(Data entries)

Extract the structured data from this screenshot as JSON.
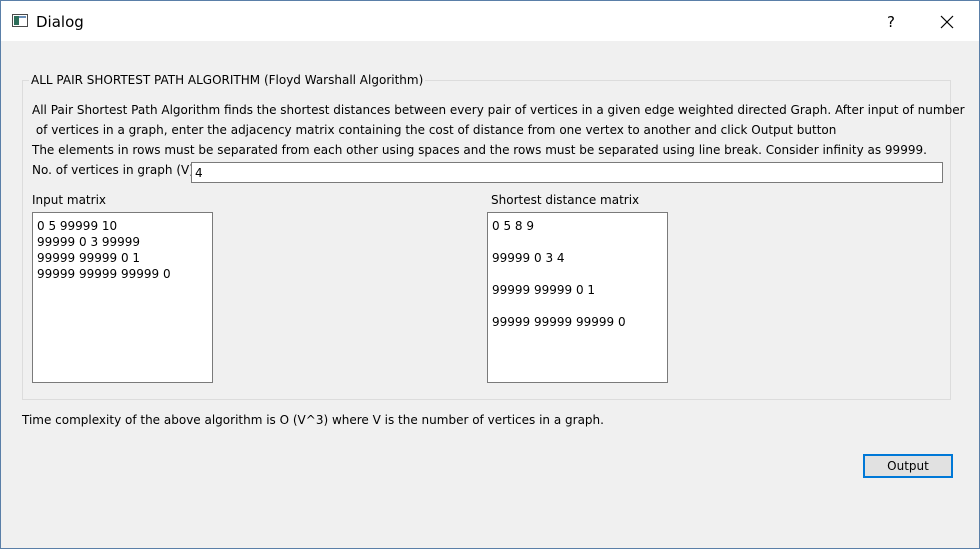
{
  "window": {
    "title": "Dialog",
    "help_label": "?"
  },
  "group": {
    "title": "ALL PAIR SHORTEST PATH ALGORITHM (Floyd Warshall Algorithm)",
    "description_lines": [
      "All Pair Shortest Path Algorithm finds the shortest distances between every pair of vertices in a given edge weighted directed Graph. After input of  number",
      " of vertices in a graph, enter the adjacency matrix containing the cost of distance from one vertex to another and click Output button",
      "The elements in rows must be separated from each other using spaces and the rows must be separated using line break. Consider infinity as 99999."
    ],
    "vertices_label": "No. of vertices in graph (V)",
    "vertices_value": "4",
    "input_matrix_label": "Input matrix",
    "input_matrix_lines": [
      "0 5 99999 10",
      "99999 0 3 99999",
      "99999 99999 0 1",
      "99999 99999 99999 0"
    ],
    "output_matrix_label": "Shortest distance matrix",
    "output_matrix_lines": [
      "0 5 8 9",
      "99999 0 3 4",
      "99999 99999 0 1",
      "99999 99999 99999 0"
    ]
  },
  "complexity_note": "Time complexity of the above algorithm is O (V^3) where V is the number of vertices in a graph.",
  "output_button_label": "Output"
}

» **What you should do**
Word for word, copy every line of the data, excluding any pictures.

» **Result for this task**
Extract the structured data from this screenshot as JSON.
{
  "window": {
    "title": "Dialog",
    "help_label": "?"
  },
  "group": {
    "title": "ALL PAIR SHORTEST PATH ALGORITHM (Floyd Warshall Algorithm)",
    "description_lines": [
      "All Pair Shortest Path Algorithm finds the shortest distances between every pair of vertices in a given edge weighted directed Graph. After input of  number",
      " of vertices in a graph, enter the adjacency matrix containing the cost of distance from one vertex to another and click Output button",
      "The elements in rows must be separated from each other using spaces and the rows must be separated using line break. Consider infinity as 99999."
    ],
    "vertices_label": "No. of vertices in graph (V)",
    "vertices_value": "4",
    "input_matrix_label": "Input matrix",
    "input_matrix_lines": [
      "0 5 99999 10",
      "99999 0 3 99999",
      "99999 99999 0 1",
      "99999 99999 99999 0"
    ],
    "output_matrix_label": "Shortest distance matrix",
    "output_matrix_lines": [
      "0 5 8 9",
      "99999 0 3 4",
      "99999 99999 0 1",
      "99999 99999 99999 0"
    ]
  },
  "complexity_note": "Time complexity of the above algorithm is O (V^3) where V is the number of vertices in a graph.",
  "output_button_label": "Output"
}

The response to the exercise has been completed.